From the data below, return all lines holding the string "anime".

======== Extracted records

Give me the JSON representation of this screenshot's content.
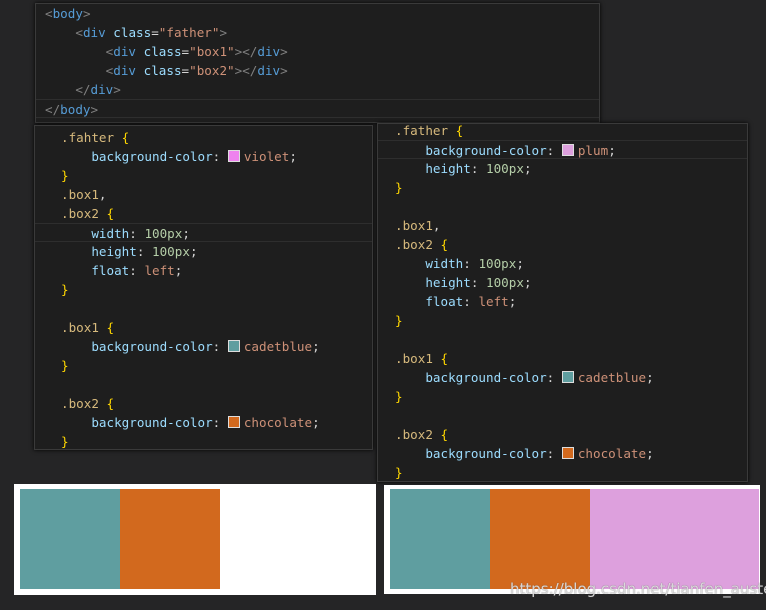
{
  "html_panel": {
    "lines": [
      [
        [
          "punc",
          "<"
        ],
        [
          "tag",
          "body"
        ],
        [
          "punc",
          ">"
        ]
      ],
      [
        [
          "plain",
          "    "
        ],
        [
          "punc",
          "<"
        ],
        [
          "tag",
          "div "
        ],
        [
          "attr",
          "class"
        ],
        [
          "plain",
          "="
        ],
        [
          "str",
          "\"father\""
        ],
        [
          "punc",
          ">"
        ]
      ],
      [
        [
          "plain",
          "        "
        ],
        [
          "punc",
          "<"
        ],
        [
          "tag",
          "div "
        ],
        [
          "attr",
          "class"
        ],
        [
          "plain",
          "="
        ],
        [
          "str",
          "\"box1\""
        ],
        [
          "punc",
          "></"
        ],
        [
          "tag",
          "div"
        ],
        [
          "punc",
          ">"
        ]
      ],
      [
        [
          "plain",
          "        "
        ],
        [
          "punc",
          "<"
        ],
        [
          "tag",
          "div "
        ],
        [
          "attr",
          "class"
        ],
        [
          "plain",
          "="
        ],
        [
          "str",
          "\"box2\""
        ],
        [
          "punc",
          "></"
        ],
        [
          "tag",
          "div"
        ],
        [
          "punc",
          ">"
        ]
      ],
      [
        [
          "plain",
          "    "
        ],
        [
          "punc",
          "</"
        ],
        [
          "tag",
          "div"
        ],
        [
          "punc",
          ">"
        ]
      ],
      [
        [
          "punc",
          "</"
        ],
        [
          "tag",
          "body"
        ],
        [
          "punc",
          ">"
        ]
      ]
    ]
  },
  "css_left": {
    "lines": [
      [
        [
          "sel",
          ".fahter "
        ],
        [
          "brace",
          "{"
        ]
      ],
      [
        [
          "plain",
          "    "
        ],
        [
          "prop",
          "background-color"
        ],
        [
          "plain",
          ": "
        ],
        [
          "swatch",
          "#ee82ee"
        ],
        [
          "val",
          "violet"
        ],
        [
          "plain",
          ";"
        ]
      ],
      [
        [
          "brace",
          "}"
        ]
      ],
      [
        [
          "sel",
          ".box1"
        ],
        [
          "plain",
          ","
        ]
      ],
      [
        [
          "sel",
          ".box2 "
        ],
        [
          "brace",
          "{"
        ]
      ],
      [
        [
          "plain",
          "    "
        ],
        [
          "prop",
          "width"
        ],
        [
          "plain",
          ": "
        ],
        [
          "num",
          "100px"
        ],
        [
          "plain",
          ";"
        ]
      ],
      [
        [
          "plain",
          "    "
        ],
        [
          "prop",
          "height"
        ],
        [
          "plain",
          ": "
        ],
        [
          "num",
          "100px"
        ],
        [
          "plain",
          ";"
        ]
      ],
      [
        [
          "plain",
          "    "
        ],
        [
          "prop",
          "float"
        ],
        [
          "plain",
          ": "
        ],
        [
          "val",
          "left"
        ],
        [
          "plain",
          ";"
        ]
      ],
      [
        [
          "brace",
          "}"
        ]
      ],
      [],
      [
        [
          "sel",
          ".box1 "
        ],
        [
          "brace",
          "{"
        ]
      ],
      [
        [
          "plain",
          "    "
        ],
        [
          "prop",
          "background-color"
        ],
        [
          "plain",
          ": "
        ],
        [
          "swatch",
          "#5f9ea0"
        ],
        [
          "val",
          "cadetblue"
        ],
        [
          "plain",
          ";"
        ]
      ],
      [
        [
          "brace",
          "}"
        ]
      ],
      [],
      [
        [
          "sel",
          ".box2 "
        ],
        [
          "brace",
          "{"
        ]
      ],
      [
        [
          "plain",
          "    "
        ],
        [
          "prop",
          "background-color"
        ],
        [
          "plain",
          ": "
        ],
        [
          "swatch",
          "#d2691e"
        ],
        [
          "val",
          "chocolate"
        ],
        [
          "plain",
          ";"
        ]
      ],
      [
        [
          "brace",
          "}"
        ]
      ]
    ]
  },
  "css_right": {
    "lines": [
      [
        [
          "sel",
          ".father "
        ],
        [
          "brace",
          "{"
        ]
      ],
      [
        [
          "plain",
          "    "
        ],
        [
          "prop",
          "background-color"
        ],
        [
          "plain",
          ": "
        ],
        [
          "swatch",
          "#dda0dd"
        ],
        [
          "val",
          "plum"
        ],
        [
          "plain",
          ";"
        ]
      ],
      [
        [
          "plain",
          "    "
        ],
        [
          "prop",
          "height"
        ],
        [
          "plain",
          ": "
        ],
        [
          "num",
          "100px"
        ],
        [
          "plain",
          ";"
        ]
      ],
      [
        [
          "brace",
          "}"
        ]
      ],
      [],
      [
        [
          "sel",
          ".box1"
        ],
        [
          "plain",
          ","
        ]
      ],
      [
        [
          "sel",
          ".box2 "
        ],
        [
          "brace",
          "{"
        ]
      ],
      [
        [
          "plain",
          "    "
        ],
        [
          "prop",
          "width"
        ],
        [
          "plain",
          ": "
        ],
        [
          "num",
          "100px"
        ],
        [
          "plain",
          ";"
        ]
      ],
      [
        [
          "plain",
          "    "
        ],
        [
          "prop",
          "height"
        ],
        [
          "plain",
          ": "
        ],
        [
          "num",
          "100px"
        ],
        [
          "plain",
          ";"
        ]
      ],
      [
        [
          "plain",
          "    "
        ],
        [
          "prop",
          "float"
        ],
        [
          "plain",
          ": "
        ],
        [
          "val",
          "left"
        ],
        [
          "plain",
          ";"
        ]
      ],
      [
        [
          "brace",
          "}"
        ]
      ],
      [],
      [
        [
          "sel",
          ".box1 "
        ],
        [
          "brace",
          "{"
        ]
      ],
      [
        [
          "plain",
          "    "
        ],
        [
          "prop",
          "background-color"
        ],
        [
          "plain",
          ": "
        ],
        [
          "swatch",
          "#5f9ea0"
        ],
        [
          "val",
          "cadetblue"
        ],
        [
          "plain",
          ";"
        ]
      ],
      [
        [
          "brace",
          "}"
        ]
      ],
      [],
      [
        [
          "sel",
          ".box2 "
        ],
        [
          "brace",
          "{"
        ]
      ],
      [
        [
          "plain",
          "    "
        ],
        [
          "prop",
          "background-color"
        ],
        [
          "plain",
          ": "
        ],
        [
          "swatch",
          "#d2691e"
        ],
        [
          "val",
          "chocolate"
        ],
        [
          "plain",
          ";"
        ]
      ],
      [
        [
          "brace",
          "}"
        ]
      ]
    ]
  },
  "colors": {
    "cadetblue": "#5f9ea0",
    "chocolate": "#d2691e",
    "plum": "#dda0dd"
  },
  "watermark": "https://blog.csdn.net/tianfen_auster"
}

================
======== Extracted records

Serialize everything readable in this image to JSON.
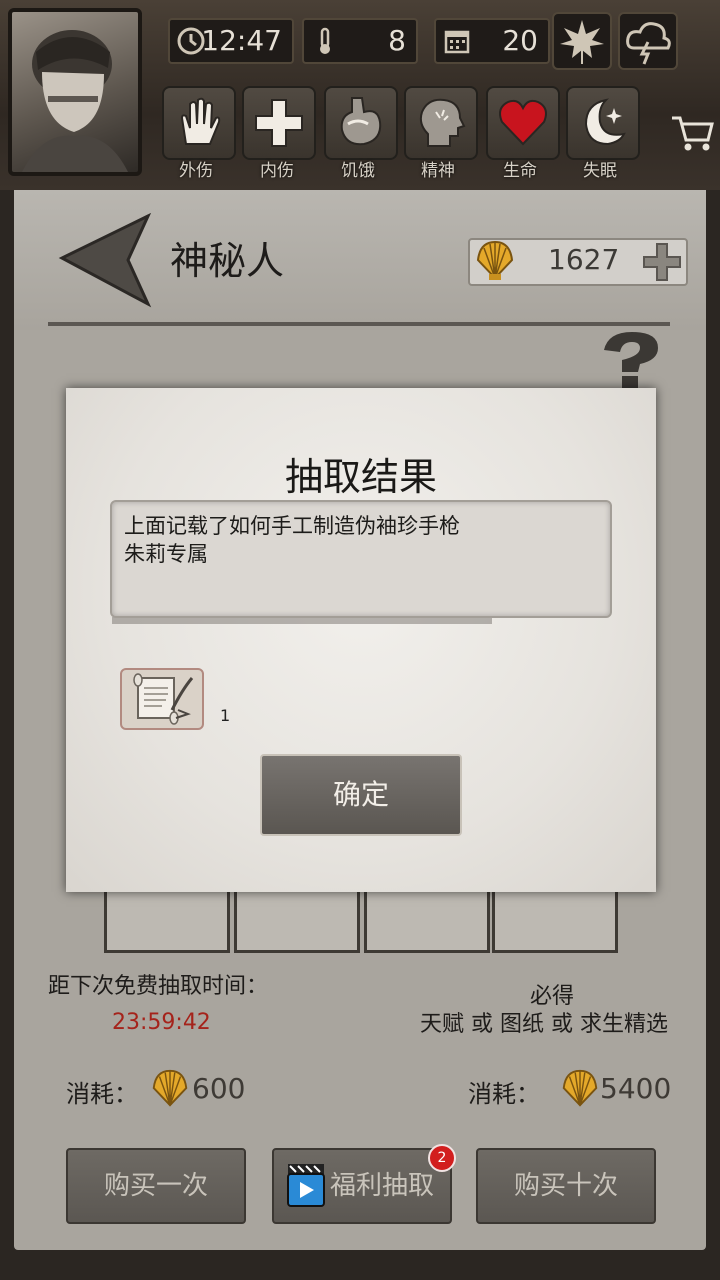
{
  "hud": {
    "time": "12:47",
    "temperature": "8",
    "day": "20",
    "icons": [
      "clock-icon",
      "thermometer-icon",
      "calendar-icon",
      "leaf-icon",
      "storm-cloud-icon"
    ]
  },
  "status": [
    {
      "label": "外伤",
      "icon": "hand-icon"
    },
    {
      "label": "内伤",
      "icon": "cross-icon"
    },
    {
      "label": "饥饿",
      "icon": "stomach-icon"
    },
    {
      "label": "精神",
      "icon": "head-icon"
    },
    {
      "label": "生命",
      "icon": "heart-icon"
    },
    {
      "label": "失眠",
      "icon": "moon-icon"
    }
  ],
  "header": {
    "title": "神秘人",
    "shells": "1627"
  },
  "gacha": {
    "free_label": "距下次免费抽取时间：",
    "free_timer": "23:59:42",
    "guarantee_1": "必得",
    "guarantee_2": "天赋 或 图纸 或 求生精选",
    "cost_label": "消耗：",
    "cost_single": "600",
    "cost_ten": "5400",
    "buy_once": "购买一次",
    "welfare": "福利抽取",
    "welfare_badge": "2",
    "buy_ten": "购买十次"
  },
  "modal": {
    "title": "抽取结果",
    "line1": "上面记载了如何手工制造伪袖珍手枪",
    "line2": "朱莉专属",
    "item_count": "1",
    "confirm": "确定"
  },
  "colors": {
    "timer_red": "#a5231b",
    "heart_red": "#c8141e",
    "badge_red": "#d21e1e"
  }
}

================
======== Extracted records

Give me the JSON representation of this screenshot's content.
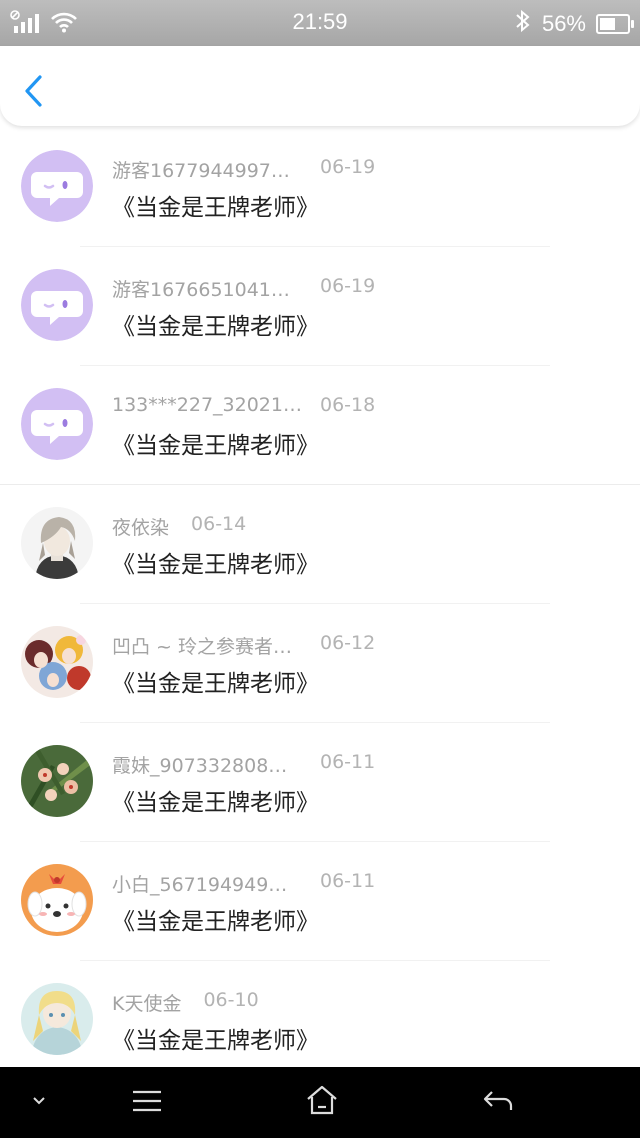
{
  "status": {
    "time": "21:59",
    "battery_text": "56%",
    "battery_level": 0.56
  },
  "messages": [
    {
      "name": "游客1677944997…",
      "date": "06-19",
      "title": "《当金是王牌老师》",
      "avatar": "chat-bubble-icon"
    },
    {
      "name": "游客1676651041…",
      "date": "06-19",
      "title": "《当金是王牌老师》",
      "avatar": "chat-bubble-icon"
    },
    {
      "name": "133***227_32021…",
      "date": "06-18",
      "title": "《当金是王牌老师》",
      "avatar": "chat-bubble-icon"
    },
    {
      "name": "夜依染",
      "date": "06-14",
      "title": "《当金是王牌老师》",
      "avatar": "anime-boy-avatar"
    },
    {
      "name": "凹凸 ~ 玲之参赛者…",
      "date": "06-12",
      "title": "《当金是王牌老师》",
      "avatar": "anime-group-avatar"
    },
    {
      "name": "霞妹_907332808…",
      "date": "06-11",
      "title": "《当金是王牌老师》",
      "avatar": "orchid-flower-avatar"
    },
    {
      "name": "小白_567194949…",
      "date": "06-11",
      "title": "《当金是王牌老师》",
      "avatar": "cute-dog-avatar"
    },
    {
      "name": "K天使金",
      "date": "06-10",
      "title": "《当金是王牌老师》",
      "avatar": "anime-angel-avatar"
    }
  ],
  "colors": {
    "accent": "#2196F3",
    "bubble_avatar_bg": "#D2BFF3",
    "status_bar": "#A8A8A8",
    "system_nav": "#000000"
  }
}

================

= Written answer =
      "avatar": "anime-boy-avatar"
      "avatar": "anime-group-avatar"
      "avatar": "anime-angel-avatar"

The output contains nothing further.